The firms which are able to purchase the shares will counter the productivity of the exciting companies

by ANIS HAZIM & MUHAMAD AMIR AIMAN AZLAN / pic by TMR FILE

THE Bumiputera equity safety net under the 12th Malaysia Plan (12MP) is seen as a good intention but could potentially harm the Bumiputera, the Institute of Democracy and Economic Affairs said.

Its CEO Tricia Yeoh said the policy aims to increase the wellbeing of Malaysia’s Bumiputera but the reality may benefit only a small number of the group.

“One of the policies may have good intentions to increase the wellbeing of Bumiputera in Malaysia. However, the reality is that this will only benefit a few Bumiputeras,” she told The Malaysian Reserve.

The equity safety net framework was tabled in Parliament recently by Prime Minister Datuk Seri Ismail Sabri Yaakob, which stated that the sale of Bumiputera shares or companies will only be sold to fellow Bumiputera firms and individuals.

Yeoh said those who are able to purchase will counter the productivity of the exciting companies.

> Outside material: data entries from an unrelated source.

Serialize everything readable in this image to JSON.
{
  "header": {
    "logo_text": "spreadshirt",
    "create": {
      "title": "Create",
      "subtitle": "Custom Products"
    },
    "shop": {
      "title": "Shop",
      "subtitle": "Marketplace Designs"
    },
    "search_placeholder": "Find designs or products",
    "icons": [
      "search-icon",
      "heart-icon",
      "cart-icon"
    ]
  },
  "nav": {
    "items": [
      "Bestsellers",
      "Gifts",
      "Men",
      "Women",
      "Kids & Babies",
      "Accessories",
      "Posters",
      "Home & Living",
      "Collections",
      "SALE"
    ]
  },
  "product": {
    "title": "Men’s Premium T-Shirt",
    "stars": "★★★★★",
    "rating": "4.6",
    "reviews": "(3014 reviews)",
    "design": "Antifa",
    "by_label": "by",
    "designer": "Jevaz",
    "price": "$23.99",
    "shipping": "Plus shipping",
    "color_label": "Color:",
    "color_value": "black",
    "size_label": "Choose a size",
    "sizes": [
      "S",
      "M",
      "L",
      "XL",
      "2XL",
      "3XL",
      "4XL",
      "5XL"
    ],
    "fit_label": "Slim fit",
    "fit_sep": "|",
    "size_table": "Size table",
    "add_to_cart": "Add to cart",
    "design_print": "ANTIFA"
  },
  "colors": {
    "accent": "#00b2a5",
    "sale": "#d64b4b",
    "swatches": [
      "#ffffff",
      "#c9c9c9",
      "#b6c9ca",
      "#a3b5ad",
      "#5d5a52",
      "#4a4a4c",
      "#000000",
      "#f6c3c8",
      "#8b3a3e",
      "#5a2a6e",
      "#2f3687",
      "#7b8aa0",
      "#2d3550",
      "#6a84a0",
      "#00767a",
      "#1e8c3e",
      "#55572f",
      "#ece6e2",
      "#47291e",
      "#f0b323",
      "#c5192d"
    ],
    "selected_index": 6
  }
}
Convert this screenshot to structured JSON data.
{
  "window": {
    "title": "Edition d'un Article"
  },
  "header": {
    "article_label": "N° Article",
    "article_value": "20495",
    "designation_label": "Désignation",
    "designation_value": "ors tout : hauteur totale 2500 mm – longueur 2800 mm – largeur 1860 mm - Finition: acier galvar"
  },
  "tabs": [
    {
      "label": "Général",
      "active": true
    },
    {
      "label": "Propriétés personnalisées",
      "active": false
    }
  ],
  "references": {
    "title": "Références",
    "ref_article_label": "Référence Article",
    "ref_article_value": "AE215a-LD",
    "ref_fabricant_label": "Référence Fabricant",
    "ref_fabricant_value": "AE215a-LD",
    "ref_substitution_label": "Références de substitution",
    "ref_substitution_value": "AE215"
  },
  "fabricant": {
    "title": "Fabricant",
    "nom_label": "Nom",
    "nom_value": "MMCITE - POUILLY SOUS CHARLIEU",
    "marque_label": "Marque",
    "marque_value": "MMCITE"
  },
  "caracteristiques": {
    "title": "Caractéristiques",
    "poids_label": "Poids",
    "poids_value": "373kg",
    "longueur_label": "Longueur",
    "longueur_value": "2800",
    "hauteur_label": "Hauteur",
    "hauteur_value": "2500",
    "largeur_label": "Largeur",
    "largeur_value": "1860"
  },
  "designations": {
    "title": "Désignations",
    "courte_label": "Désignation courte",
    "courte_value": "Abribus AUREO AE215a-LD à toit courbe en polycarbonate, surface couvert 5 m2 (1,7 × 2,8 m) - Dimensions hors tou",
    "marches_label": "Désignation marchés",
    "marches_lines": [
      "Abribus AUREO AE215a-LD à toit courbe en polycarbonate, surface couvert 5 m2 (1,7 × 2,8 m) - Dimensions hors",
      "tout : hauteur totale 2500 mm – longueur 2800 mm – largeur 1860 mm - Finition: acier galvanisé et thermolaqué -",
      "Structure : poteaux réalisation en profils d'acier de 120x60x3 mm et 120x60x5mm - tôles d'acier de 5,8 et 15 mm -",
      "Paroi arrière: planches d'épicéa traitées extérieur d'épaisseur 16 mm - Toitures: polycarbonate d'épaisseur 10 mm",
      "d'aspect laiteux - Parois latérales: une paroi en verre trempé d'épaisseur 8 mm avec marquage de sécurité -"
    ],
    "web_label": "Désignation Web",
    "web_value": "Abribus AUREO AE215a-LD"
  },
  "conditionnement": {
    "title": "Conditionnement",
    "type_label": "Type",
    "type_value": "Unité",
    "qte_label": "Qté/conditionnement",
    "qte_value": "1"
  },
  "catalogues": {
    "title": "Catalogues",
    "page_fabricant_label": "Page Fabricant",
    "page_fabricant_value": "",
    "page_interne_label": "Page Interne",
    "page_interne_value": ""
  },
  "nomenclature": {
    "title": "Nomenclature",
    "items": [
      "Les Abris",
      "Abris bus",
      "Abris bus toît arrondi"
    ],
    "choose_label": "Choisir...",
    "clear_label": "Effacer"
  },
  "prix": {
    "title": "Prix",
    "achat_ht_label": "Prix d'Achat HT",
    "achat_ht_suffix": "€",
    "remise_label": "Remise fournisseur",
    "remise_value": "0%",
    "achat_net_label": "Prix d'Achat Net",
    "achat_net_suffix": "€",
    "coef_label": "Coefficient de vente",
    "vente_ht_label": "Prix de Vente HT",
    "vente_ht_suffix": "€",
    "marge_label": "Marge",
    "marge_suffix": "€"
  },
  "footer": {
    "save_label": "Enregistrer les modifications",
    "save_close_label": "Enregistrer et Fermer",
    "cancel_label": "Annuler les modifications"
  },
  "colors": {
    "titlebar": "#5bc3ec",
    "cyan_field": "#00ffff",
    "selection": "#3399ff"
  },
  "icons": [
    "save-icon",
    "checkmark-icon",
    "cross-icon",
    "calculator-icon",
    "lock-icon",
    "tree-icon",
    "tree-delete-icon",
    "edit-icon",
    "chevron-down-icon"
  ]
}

“This is due to insufficient take-up, so the demand is not high because there are only smaller pools of individuals and companies which are able to buy the shares. Therefore, the value of the company will actually fall,” she stated.

Yeoh said the falling market value could potentially harm the Bumiputera community.

“If the market value of the company falls, how can this be a positive thing for the Bumiputera community at large? So, the policy may have good intentions but it will eventually encounter productive and potentially harm instead of helping the community,” she added.

Besides, the proposed policy will also affect Bumiputera’s shares and companies.

“The drops in market value will also lower the demand for Bumiputera’s equities of the stock market. Meanwhile, the non-Bumiputera are unable to add to the Bumiputera’s capital as they have been excluded which will hurt the companies,” explained Yeoh.

According to her, the Bumiputera equities have fallen over the past five years period together with the non-Bumiputera and foreign investors.

“If we look at the 12MP table, the category that has grown over the last five years is only the nominees which have grown from 7% to 11%. There are a lot of nominees that are buying shares on behalf of someone else or other parties.

“This will be beneficial to the owners of the shares which are not being transparent to disclosed the equity which will not help the Bumiputera,” she further said.

Meanwhile, MARC chief economist Firdaous Rosli said the 12MP failure to review its past rationale and cost of the unmet target might complicate its execution to be effectively implemented.

He said the lack of criticism in the past growth target, however understandable, will disrupt the continuation of Malaysia’s developmental target as the nation’s environment are to show similar cases.

“The downside to policy continuation remains as the 12MP will witness another general election between now and July 2023. Given there will be around 5.6 million new voters in the 15th General Election, its outcome gets harder to anticipate than ever,” he said in a report yesterday.

Firdaos added they are cautiously optimistic about the government’s high inflation tolerance, given average inflation during the 11MP was 1.3%, compared to the predicted range of 2.5% to 3%. Given that the unemployment rate is expected to remain high over the 12MP period, we anticipate the government will keep inflation low, which will affect the overall efficacy of the plan.

“During the 12MP period, the government forecasts real GDP growth to range between 4.5% and 5% every year, up from 2.7% in the previous plan period when it was not dealing with the fallout from lockdowns.

“It also forecasts growth in gross national income per capita to RM57,882 at the end of the 12MP period, up from RM42,503 before. We think that the 12MP’s goal of raising the average family income to RM10,065 will result in a significant increase in the current minimum wage,” he said.

“More clarity in development planning is required not just to reorganise the economy in the post-pandemic age, but also to prepare the private sector for the future,” said Firdaos further.